The BBC may even be interested in broadcasting one of the opening games of the Challenge Cup on that weekend, given that they won’t have any Six Nations games to televise on that Saturday.

That would really get the season off to a strong start. And of course the Challenge Cup pool games would also be open to Sky or any other broadcaster and could be sold as a distinct package.

The 2022 Season – Proposed Timetable

So let’s illustrate what all this might mean for a full season of club fixtures.

The 2022 season could pan out something like this.

Weekend of:

19-20 February: Start of Challenge Cup (6 weekends)

12-13 March: Start of 1895 Cup (3 weekends)

2-3 April: Start of Super League, Championship and League 1 home and away rounds.

16-17 April: Easter weekend derby fixtures (Round 3)

21-22 May: Challenge Cup Quarter Finals (Magic Weekend) & 1895 Cup Semi-Finals

4-5 June: Challenge Cup Semi-Finals; Full Round of Championship & League 1 Fixtures

2-3 July: Challenge Cup Final & 1895 Cup Final at Wembley

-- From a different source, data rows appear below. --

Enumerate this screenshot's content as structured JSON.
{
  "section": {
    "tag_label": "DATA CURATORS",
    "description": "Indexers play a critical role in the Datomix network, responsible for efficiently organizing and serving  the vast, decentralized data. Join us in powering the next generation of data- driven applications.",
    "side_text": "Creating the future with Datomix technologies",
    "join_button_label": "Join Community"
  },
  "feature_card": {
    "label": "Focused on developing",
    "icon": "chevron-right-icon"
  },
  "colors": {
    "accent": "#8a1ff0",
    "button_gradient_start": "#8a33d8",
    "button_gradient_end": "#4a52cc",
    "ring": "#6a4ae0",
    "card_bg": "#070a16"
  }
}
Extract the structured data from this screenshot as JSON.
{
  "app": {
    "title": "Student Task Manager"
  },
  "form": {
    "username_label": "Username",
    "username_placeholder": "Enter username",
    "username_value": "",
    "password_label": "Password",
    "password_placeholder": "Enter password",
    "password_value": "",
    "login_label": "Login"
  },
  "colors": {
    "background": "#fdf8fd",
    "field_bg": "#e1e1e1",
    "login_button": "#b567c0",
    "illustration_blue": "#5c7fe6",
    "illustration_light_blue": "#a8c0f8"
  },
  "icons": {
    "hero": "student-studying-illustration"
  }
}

10-11 September: Final Round of Championship and League 1 Fixtures (Round 22)

17-18 September: Final Round of Super League Fixtures (Round 22); Opening weekend of playoff matches for Championship and League 1

24-25 September: Opening weekend of Super League playoff matches; second round of Championship & League 1 playoffs; Million Pound Game to determine which club is relegated from the Championship

1-2 October: Second round of Super League play-offs; third round of Championship & League 1 playoffs; Super League Million Pound Game to determine relegated club

8-9 October: Third round of Super League playoffs; Championship & League 1 Grand Finals as double header

15 October: Super League Grand Final at Old Trafford


I have tried to produce a league and Cup fixture that would in my view have a strong chance of enhancing Rugby League’s profile while also enhancing its commercial appeal to potential broadcasters.

The biggest objection is likely to come from the Super League clubs, who might object to sharing the income from broadcasters among 16 clubs.

If so, that would be a short sighted objection. By 2022 it is quite possible that there will be three overseas clubs – Catalans, Toronto and Toulouse – in Super League. That would mean that a competition with only nine English clubs would have a very limited appeal.

But a competition with 13 English clubs and three from overseas would be a far more attractive proposition.

I have no doubt that the forthcoming TV negotiations are the most crucial in the history of British Rugby League. I’m not saying that my proposal is the only possible one. But if it’s not, I would like to see a better one.